→ Task: Your answer must be an exact copy of every record below.

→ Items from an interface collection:
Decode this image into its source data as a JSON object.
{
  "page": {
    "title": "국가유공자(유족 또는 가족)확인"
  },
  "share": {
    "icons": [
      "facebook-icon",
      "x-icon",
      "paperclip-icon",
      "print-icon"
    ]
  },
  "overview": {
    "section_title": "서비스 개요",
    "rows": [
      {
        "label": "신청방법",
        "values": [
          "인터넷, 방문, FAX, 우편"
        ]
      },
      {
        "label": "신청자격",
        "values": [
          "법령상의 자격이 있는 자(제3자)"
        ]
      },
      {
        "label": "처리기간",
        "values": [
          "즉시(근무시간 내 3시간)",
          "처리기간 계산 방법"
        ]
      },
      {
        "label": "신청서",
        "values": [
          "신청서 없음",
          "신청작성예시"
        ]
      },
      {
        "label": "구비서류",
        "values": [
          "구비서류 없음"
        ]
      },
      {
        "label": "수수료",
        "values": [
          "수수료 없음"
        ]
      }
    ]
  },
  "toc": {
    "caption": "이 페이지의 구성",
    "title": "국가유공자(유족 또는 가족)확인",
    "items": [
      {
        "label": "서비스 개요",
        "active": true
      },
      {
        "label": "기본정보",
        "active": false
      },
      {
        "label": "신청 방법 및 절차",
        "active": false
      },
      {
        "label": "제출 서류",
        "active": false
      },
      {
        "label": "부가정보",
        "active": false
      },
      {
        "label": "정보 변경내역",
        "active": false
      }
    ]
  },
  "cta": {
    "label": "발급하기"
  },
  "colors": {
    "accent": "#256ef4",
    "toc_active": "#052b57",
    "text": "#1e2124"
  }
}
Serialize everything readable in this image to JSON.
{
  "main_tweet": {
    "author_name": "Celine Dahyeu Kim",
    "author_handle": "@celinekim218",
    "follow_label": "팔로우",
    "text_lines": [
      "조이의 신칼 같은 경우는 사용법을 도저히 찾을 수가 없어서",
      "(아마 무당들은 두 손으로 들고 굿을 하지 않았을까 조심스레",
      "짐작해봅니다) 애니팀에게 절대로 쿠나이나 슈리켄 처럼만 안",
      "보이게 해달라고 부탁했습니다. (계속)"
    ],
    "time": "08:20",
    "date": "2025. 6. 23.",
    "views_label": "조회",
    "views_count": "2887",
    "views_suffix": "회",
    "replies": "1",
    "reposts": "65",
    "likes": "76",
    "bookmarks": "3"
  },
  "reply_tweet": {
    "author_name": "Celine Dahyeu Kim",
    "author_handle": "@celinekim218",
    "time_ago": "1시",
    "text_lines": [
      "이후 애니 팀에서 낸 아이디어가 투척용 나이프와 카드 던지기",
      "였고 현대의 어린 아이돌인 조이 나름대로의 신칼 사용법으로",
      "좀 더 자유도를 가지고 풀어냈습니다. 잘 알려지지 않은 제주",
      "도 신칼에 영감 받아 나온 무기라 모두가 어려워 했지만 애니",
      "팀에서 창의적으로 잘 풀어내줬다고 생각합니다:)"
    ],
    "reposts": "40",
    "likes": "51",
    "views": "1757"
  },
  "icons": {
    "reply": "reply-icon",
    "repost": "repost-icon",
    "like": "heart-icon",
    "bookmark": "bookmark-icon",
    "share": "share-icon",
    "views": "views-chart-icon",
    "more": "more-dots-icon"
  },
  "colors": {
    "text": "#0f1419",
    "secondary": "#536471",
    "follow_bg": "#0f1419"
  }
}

→ Task output:
Decode this image into its source data as a JSON object.
{
  "page": {
    "title": "국가유공자(유족 또는 가족)확인"
  },
  "share": {
    "icons": [
      "facebook-icon",
      "x-icon",
      "paperclip-icon",
      "print-icon"
    ]
  },
  "overview": {
    "section_title": "서비스 개요",
    "rows": [
      {
        "label": "신청방법",
        "values": [
          "인터넷, 방문, FAX, 우편"
        ]
      },
      {
        "label": "신청자격",
        "values": [
          "법령상의 자격이 있는 자(제3자)"
        ]
      },
      {
        "label": "처리기간",
        "values": [
          "즉시(근무시간 내 3시간)",
          "처리기간 계산 방법"
        ]
      },
      {
        "label": "신청서",
        "values": [
          "신청서 없음",
          "신청작성예시"
        ]
      },
      {
        "label": "구비서류",
        "values": [
          "구비서류 없음"
        ]
      },
      {
        "label": "수수료",
        "values": [
          "수수료 없음"
        ]
      }
    ]
  },
  "toc": {
    "caption": "이 페이지의 구성",
    "title": "국가유공자(유족 또는 가족)확인",
    "items": [
      {
        "label": "서비스 개요",
        "active": true
      },
      {
        "label": "기본정보",
        "active": false
      },
      {
        "label": "신청 방법 및 절차",
        "active": false
      },
      {
        "label": "제출 서류",
        "active": false
      },
      {
        "label": "부가정보",
        "active": false
      },
      {
        "label": "정보 변경내역",
        "active": false
      }
    ]
  },
  "cta": {
    "label": "발급하기"
  },
  "colors": {
    "accent": "#256ef4",
    "toc_active": "#052b57",
    "text": "#1e2124"
  }
}
Serialize everything readable in this image to JSON.
{
  "main_tweet": {
    "author_name": "Celine Dahyeu Kim",
    "author_handle": "@celinekim218",
    "follow_label": "팔로우",
    "text_lines": [
      "조이의 신칼 같은 경우는 사용법을 도저히 찾을 수가 없어서",
      "(아마 무당들은 두 손으로 들고 굿을 하지 않았을까 조심스레",
      "짐작해봅니다) 애니팀에게 절대로 쿠나이나 슈리켄 처럼만 안",
      "보이게 해달라고 부탁했습니다. (계속)"
    ],
    "time": "08:20",
    "date": "2025. 6. 23.",
    "views_label": "조회",
    "views_count": "2887",
    "views_suffix": "회",
    "replies": "1",
    "reposts": "65",
    "likes": "76",
    "bookmarks": "3"
  },
  "reply_tweet": {
    "author_name": "Celine Dahyeu Kim",
    "author_handle": "@celinekim218",
    "time_ago": "1시",
    "text_lines": [
      "이후 애니 팀에서 낸 아이디어가 투척용 나이프와 카드 던지기",
      "였고 현대의 어린 아이돌인 조이 나름대로의 신칼 사용법으로",
      "좀 더 자유도를 가지고 풀어냈습니다. 잘 알려지지 않은 제주",
      "도 신칼에 영감 받아 나온 무기라 모두가 어려워 했지만 애니",
      "팀에서 창의적으로 잘 풀어내줬다고 생각합니다:)"
    ],
    "reposts": "40",
    "likes": "51",
    "views": "1757"
  },
  "icons": {
    "reply": "reply-icon",
    "repost": "repost-icon",
    "like": "heart-icon",
    "bookmark": "bookmark-icon",
    "share": "share-icon",
    "views": "views-chart-icon",
    "more": "more-dots-icon"
  },
  "colors": {
    "text": "#0f1419",
    "secondary": "#536471",
    "follow_bg": "#0f1419"
  }
}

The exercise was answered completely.